### Information shown
-- Opening Marker --
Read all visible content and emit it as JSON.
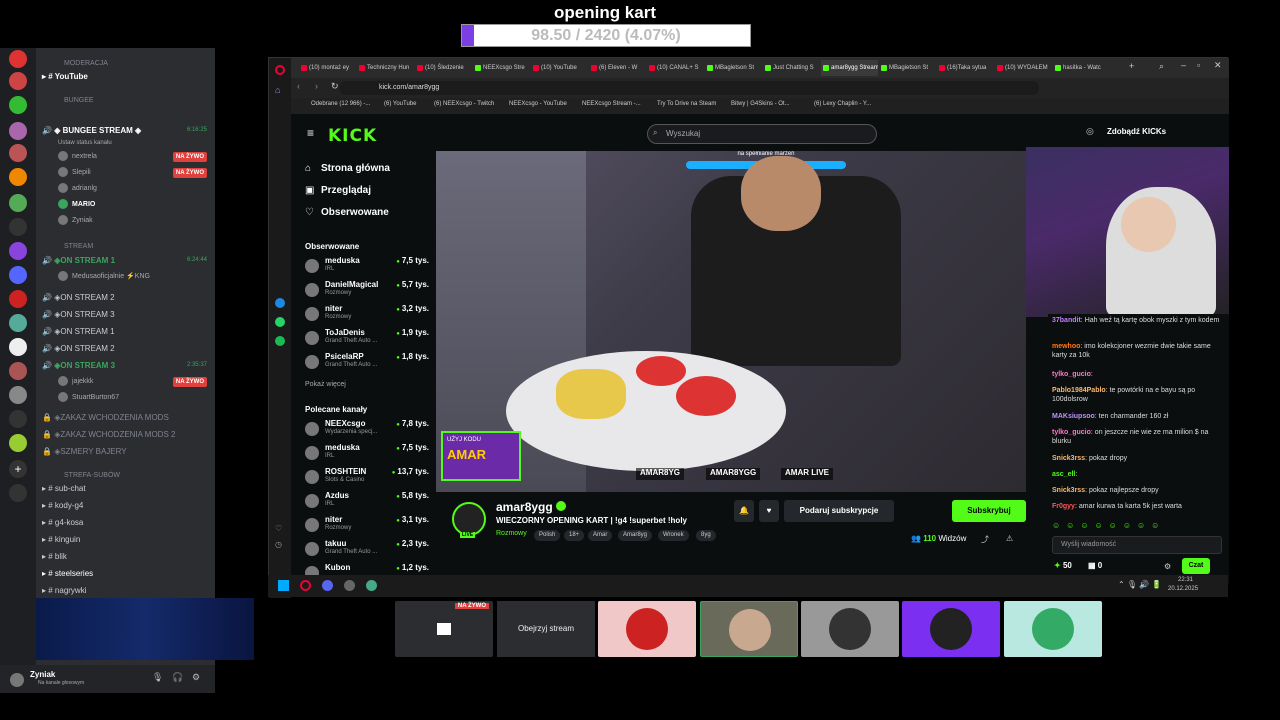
{
  "overlay": {
    "title": "opening kart",
    "progress_text": "98.50 / 2420 (4.07%)",
    "progress_fraction": 0.0407,
    "accent": "#7b3fe4"
  },
  "discord": {
    "categories": [
      "MODERACJA",
      "BUNGEE",
      "STREAM",
      "STREFA-SUBÓW"
    ],
    "youtube": "YouTube",
    "bungee_stream": "◈ BUNGEE STREAM ◈",
    "bungee_time": "6:16:25",
    "bungee_status": "Ustaw status kanału",
    "users_bungee": [
      "nextrela",
      "Slepili",
      "adrianlg",
      "MARIO",
      "Zyniak"
    ],
    "on_stream_1": "◈ON STREAM 1",
    "on_stream_1_time": "6:24:44",
    "mudusa_user": "Medusaoficjalnie ⚡KNG",
    "on_stream_items": [
      "◈ON STREAM 2",
      "◈ON STREAM 3",
      "◈ON STREAM 1",
      "◈ON STREAM 2"
    ],
    "on_stream_3": "◈ON STREAM 3",
    "on_stream_3_time": "2:35:37",
    "users_s3": [
      "jajekkk",
      "StuartBurton67"
    ],
    "live_badge": "NA ŻYWO",
    "locked": [
      "◈ZAKAZ WCHODZENIA MODS",
      "◈ZAKAZ WCHODZENIA MODS 2",
      "◈SZMERY BAJERY"
    ],
    "text_channels": [
      "sub-chat",
      "kody-g4",
      "g4-kosa",
      "kinguin",
      "blik",
      "steelseries",
      "nagrywki"
    ],
    "user": {
      "name": "Zyniak",
      "status": "Na kanale głosowym"
    }
  },
  "browser": {
    "tabs": [
      "(10) montaż ey",
      "Techniczny Hun",
      "(10) Śledzenie",
      "NEEXcsgo Stre",
      "(10) YouTube",
      "(6) Eleven - W",
      "(10) CANAL+ S",
      "MBagietson St",
      "Just Chatting S",
      "amar8ygg Stream",
      "MBagietson St",
      "(16)Taka sytua",
      "(10) WYDAŁEM",
      "hasitka - Watc"
    ],
    "url": "kick.com/amar8ygg",
    "bookmarks": [
      "Odebrane (12 966) -...",
      "(6) YouTube",
      "(6) NEEXcsgo - Twitch",
      "NEEXcsgo - YouTube",
      "NEEXcsgo Stream -...",
      "Try To Drive na Steam",
      "Bitwy | G4Skins - Ot...",
      "(6) Lexy Chaplin - Y..."
    ],
    "clock_time": "22:31",
    "clock_date": "20.12.2025"
  },
  "kick": {
    "logo": "KICK",
    "search_placeholder": "Wyszukaj",
    "get_kicks": "Zdobądź KICKs",
    "nav": [
      "Strona główna",
      "Przeglądaj",
      "Obserwowane"
    ],
    "followed_title": "Obserwowane",
    "followed": [
      {
        "name": "meduska",
        "sub": "IRL",
        "viewers": "7,5 tys."
      },
      {
        "name": "DanielMagical",
        "sub": "Rozmowy",
        "viewers": "5,7 tys."
      },
      {
        "name": "niter",
        "sub": "Rozmowy",
        "viewers": "3,2 tys."
      },
      {
        "name": "ToJaDenis",
        "sub": "Grand Theft Auto ...",
        "viewers": "1,9 tys."
      },
      {
        "name": "PsicelaRP",
        "sub": "Grand Theft Auto ...",
        "viewers": "1,8 tys."
      }
    ],
    "show_more": "Pokaż więcej",
    "recommended_title": "Polecane kanały",
    "recommended": [
      {
        "name": "NEEXcsgo",
        "sub": "Wydarzenia specj...",
        "viewers": "7,8 tys."
      },
      {
        "name": "meduska",
        "sub": "IRL",
        "viewers": "7,5 tys."
      },
      {
        "name": "ROSHTEIN",
        "sub": "Slots & Casino",
        "viewers": "13,7 tys."
      },
      {
        "name": "Azdus",
        "sub": "IRL",
        "viewers": "5,8 tys."
      },
      {
        "name": "niter",
        "sub": "Rozmowy",
        "viewers": "3,1 tys."
      },
      {
        "name": "takuu",
        "sub": "Grand Theft Auto ...",
        "viewers": "2,3 tys."
      },
      {
        "name": "Kubon",
        "sub": "",
        "viewers": "1,2 tys."
      }
    ],
    "video_banner": "na spełnianie marzeń",
    "video_overlay_tags": [
      "AMAR8YG",
      "AMAR8YGG",
      "AMAR LIVE"
    ],
    "video_code_label": "UŻYJ KODU",
    "video_code": "AMAR",
    "stream": {
      "name": "amar8ygg",
      "title": "WIECZORNY OPENING KART | !g4 !superbet !holy",
      "category": "Rozmowy",
      "tags": [
        "Polish",
        "18+",
        "Amar",
        "Amar8yg",
        "Wronek",
        "8yg"
      ],
      "gift_label": "Podaruj subskrypcje",
      "subscribe_label": "Subskrybuj",
      "viewers": "110",
      "viewers_label": "Widzów",
      "live": "LIVE"
    },
    "chat": [
      {
        "user": "37bandit",
        "color": "#c77dff",
        "text": "Hah weź tą kartę obok myszki z tym kodem"
      },
      {
        "user": "mewhoo",
        "color": "#ff7a18",
        "text": "imo kolekcjoner wezmie dwie takie same karty za 10k"
      },
      {
        "user": "tylko_gucio",
        "color": "#ff79c6",
        "text": ""
      },
      {
        "user": "Pablo1984Pablo",
        "color": "#ffb86c",
        "text": "te powtórki na e bayu są po 100dolsrow"
      },
      {
        "user": "MAKsiupsoo",
        "color": "#bd93f9",
        "text": "ten charmander 160 zł"
      },
      {
        "user": "tylko_gucio",
        "color": "#ff79c6",
        "text": "on jeszcze nie wie ze ma milion $ na blurku"
      },
      {
        "user": "Snick3rss",
        "color": "#ffb86c",
        "text": "pokaz dropy"
      },
      {
        "user": "asc_ell",
        "color": "#53fc18",
        "text": ""
      },
      {
        "user": "Snick3rss",
        "color": "#ffb86c",
        "text": "pokaz najlepsze dropy"
      },
      {
        "user": "Fr0gyy",
        "color": "#ff5555",
        "text": "amar kurwa ta karta 5k jest warta"
      }
    ],
    "chat_placeholder": "Wyślij wiadomość",
    "chat_points": "50",
    "chat_count": "0",
    "chat_button": "Czat"
  },
  "bottom": {
    "watch_label": "Obejrzyj stream",
    "live_badge": "NA ŻYWO"
  }
}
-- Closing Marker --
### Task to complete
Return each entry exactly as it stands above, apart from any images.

### Reply
Read all visible content and emit it as JSON.
{
  "overlay": {
    "title": "opening kart",
    "progress_text": "98.50 / 2420 (4.07%)",
    "progress_fraction": 0.0407,
    "accent": "#7b3fe4"
  },
  "discord": {
    "categories": [
      "MODERACJA",
      "BUNGEE",
      "STREAM",
      "STREFA-SUBÓW"
    ],
    "youtube": "YouTube",
    "bungee_stream": "◈ BUNGEE STREAM ◈",
    "bungee_time": "6:16:25",
    "bungee_status": "Ustaw status kanału",
    "users_bungee": [
      "nextrela",
      "Slepili",
      "adrianlg",
      "MARIO",
      "Zyniak"
    ],
    "on_stream_1": "◈ON STREAM 1",
    "on_stream_1_time": "6:24:44",
    "mudusa_user": "Medusaoficjalnie ⚡KNG",
    "on_stream_items": [
      "◈ON STREAM 2",
      "◈ON STREAM 3",
      "◈ON STREAM 1",
      "◈ON STREAM 2"
    ],
    "on_stream_3": "◈ON STREAM 3",
    "on_stream_3_time": "2:35:37",
    "users_s3": [
      "jajekkk",
      "StuartBurton67"
    ],
    "live_badge": "NA ŻYWO",
    "locked": [
      "◈ZAKAZ WCHODZENIA MODS",
      "◈ZAKAZ WCHODZENIA MODS 2",
      "◈SZMERY BAJERY"
    ],
    "text_channels": [
      "sub-chat",
      "kody-g4",
      "g4-kosa",
      "kinguin",
      "blik",
      "steelseries",
      "nagrywki"
    ],
    "user": {
      "name": "Zyniak",
      "status": "Na kanale głosowym"
    }
  },
  "browser": {
    "tabs": [
      "(10) montaż ey",
      "Techniczny Hun",
      "(10) Śledzenie",
      "NEEXcsgo Stre",
      "(10) YouTube",
      "(6) Eleven - W",
      "(10) CANAL+ S",
      "MBagietson St",
      "Just Chatting S",
      "amar8ygg Stream",
      "MBagietson St",
      "(16)Taka sytua",
      "(10) WYDAŁEM",
      "hasitka - Watc"
    ],
    "url": "kick.com/amar8ygg",
    "bookmarks": [
      "Odebrane (12 966) -...",
      "(6) YouTube",
      "(6) NEEXcsgo - Twitch",
      "NEEXcsgo - YouTube",
      "NEEXcsgo Stream -...",
      "Try To Drive na Steam",
      "Bitwy | G4Skins - Ot...",
      "(6) Lexy Chaplin - Y..."
    ],
    "clock_time": "22:31",
    "clock_date": "20.12.2025"
  },
  "kick": {
    "logo": "KICK",
    "search_placeholder": "Wyszukaj",
    "get_kicks": "Zdobądź KICKs",
    "nav": [
      "Strona główna",
      "Przeglądaj",
      "Obserwowane"
    ],
    "followed_title": "Obserwowane",
    "followed": [
      {
        "name": "meduska",
        "sub": "IRL",
        "viewers": "7,5 tys."
      },
      {
        "name": "DanielMagical",
        "sub": "Rozmowy",
        "viewers": "5,7 tys."
      },
      {
        "name": "niter",
        "sub": "Rozmowy",
        "viewers": "3,2 tys."
      },
      {
        "name": "ToJaDenis",
        "sub": "Grand Theft Auto ...",
        "viewers": "1,9 tys."
      },
      {
        "name": "PsicelaRP",
        "sub": "Grand Theft Auto ...",
        "viewers": "1,8 tys."
      }
    ],
    "show_more": "Pokaż więcej",
    "recommended_title": "Polecane kanały",
    "recommended": [
      {
        "name": "NEEXcsgo",
        "sub": "Wydarzenia specj...",
        "viewers": "7,8 tys."
      },
      {
        "name": "meduska",
        "sub": "IRL",
        "viewers": "7,5 tys."
      },
      {
        "name": "ROSHTEIN",
        "sub": "Slots & Casino",
        "viewers": "13,7 tys."
      },
      {
        "name": "Azdus",
        "sub": "IRL",
        "viewers": "5,8 tys."
      },
      {
        "name": "niter",
        "sub": "Rozmowy",
        "viewers": "3,1 tys."
      },
      {
        "name": "takuu",
        "sub": "Grand Theft Auto ...",
        "viewers": "2,3 tys."
      },
      {
        "name": "Kubon",
        "sub": "",
        "viewers": "1,2 tys."
      }
    ],
    "video_banner": "na spełnianie marzeń",
    "video_overlay_tags": [
      "AMAR8YG",
      "AMAR8YGG",
      "AMAR LIVE"
    ],
    "video_code_label": "UŻYJ KODU",
    "video_code": "AMAR",
    "stream": {
      "name": "amar8ygg",
      "title": "WIECZORNY OPENING KART | !g4 !superbet !holy",
      "category": "Rozmowy",
      "tags": [
        "Polish",
        "18+",
        "Amar",
        "Amar8yg",
        "Wronek",
        "8yg"
      ],
      "gift_label": "Podaruj subskrypcje",
      "subscribe_label": "Subskrybuj",
      "viewers": "110",
      "viewers_label": "Widzów",
      "live": "LIVE"
    },
    "chat": [
      {
        "user": "37bandit",
        "color": "#c77dff",
        "text": "Hah weź tą kartę obok myszki z tym kodem"
      },
      {
        "user": "mewhoo",
        "color": "#ff7a18",
        "text": "imo kolekcjoner wezmie dwie takie same karty za 10k"
      },
      {
        "user": "tylko_gucio",
        "color": "#ff79c6",
        "text": ""
      },
      {
        "user": "Pablo1984Pablo",
        "color": "#ffb86c",
        "text": "te powtórki na e bayu są po 100dolsrow"
      },
      {
        "user": "MAKsiupsoo",
        "color": "#bd93f9",
        "text": "ten charmander 160 zł"
      },
      {
        "user": "tylko_gucio",
        "color": "#ff79c6",
        "text": "on jeszcze nie wie ze ma milion $ na blurku"
      },
      {
        "user": "Snick3rss",
        "color": "#ffb86c",
        "text": "pokaz dropy"
      },
      {
        "user": "asc_ell",
        "color": "#53fc18",
        "text": ""
      },
      {
        "user": "Snick3rss",
        "color": "#ffb86c",
        "text": "pokaz najlepsze dropy"
      },
      {
        "user": "Fr0gyy",
        "color": "#ff5555",
        "text": "amar kurwa ta karta 5k jest warta"
      }
    ],
    "chat_placeholder": "Wyślij wiadomość",
    "chat_points": "50",
    "chat_count": "0",
    "chat_button": "Czat"
  },
  "bottom": {
    "watch_label": "Obejrzyj stream",
    "live_badge": "NA ŻYWO"
  }
}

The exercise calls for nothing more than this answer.